Osteomyelitis (OM) is an infection of bone or bone marrow, which is usually caused by bacteria. There is swelling of bone marrow, causing blood vessels in the bone marrow to be pinched and the blood supply to be obstructed. Osteomyelitis is a serious condition, which can quite easily lead to loss of function of the affected limb.


In case of osteomyelitis, pieces of bone tissue can die and get loose (sequesters). Around the affected bone parts, the infection can spread and cause abscesses. Osteomyelitis can occur in two ways:

There is an acute and a chronic form of osteomyelitis. The acute form is usually the result of an infection with the bacterium Staphylococcus aureus. This bacterium normally lives on the skin without doing any harm, but can enter blood circulation and infect bone tissue due to a wound, fracture, joint replacement or injection into a blood vessel with a contaminated needle. Acute osteomyelitis can also be caused by mycobacteria or (rarely) by the Escherichia coli bacterium. After infection with the bacterium, it usually takes four to ten days before the first symptoms occur.
Chronic osteomyelitis can also be caused by tuberculosis or in rare cases by a fungal infection. Acute osteomyelitis sometimes changes into the chronic form.
Young children and the elderly are at increased risk of developing this condition. Also in case of a reduced immune system, there is a higher risk, for example when using medicines that suppress the immune system (such as corticosteroids and chemotherapy). Drug users who use used needles are also more at risk of infection.


The most common symptom of osteomyelitis is pain in the infected bone. When moving or straining, the pain increases. The pain also increases upon touching the inflamed area. Other signs and symptoms are fever, redness, swelling and heat in the area above the affected bone. In case of chronic osteomyelitis, a fistula usually arises outwards. This is a channel between two body cavities, or between the skin and a body cavity. Along the fistula, pus can pass through.


When osteomyelitis is assumed, the doctor may order an X-ray, scintigraphy or MRI scan in order to find the affected bone.

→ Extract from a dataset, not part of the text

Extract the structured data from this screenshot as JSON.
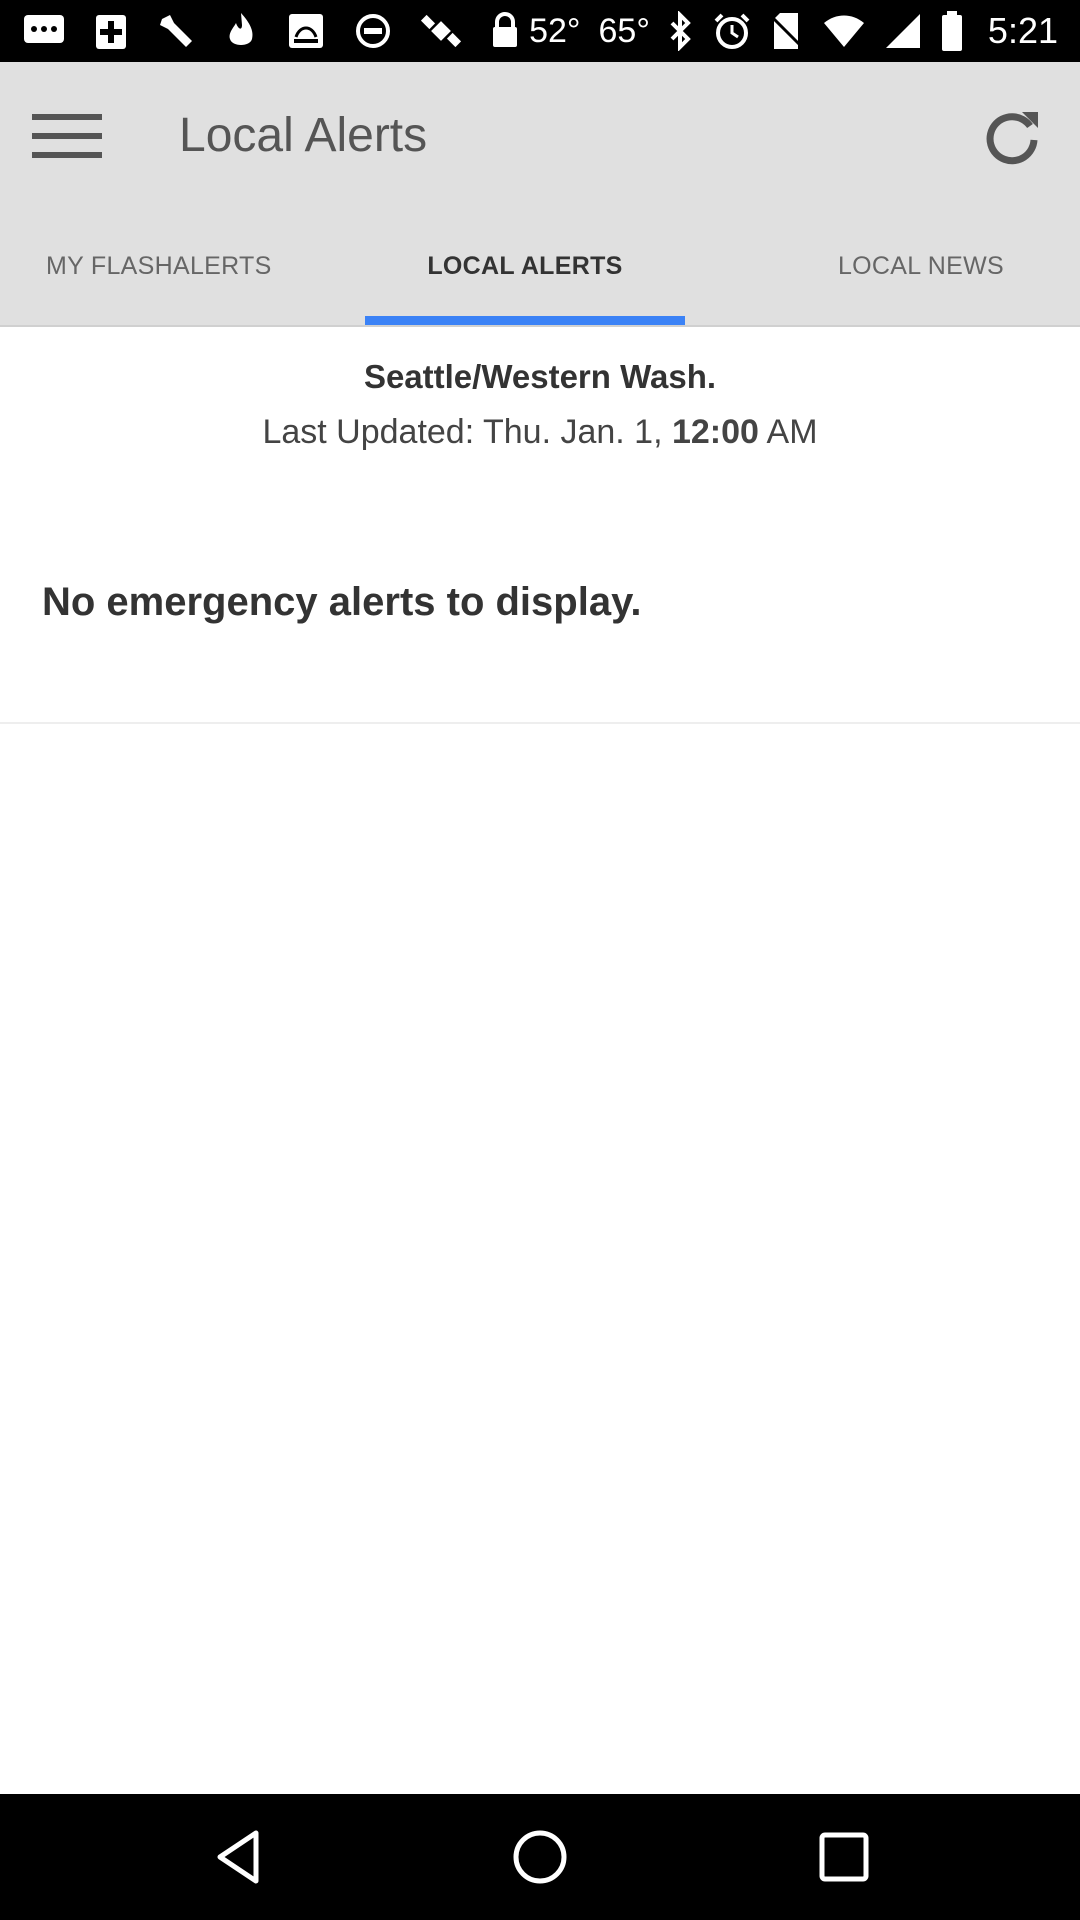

If pus is formed, a sample from the bone (puncture) can be taken with a fine needle, so that the cause can be determined.


As soon as the causative bacterium has been determined, treatment of osteomyelitis includes intravenous administration with an effective antibiotic for this bacterium. If, due to the osteomyelitis, tissue has died, surgery is often required to remove the dead tissue. Also drainage of abscesses is often necessary. Strings of beads with antibiotics are sometimes left in the wound in order to be able to locally administer a high concentration of this medication for a long time.


The prognosis for people with osteomyelitis is usually good, only if they receive timely and appropriate treatment. However, chronic osteomyelitis sometimes develops. Weeks, months or even years later, an abscess can be formed in the bone again.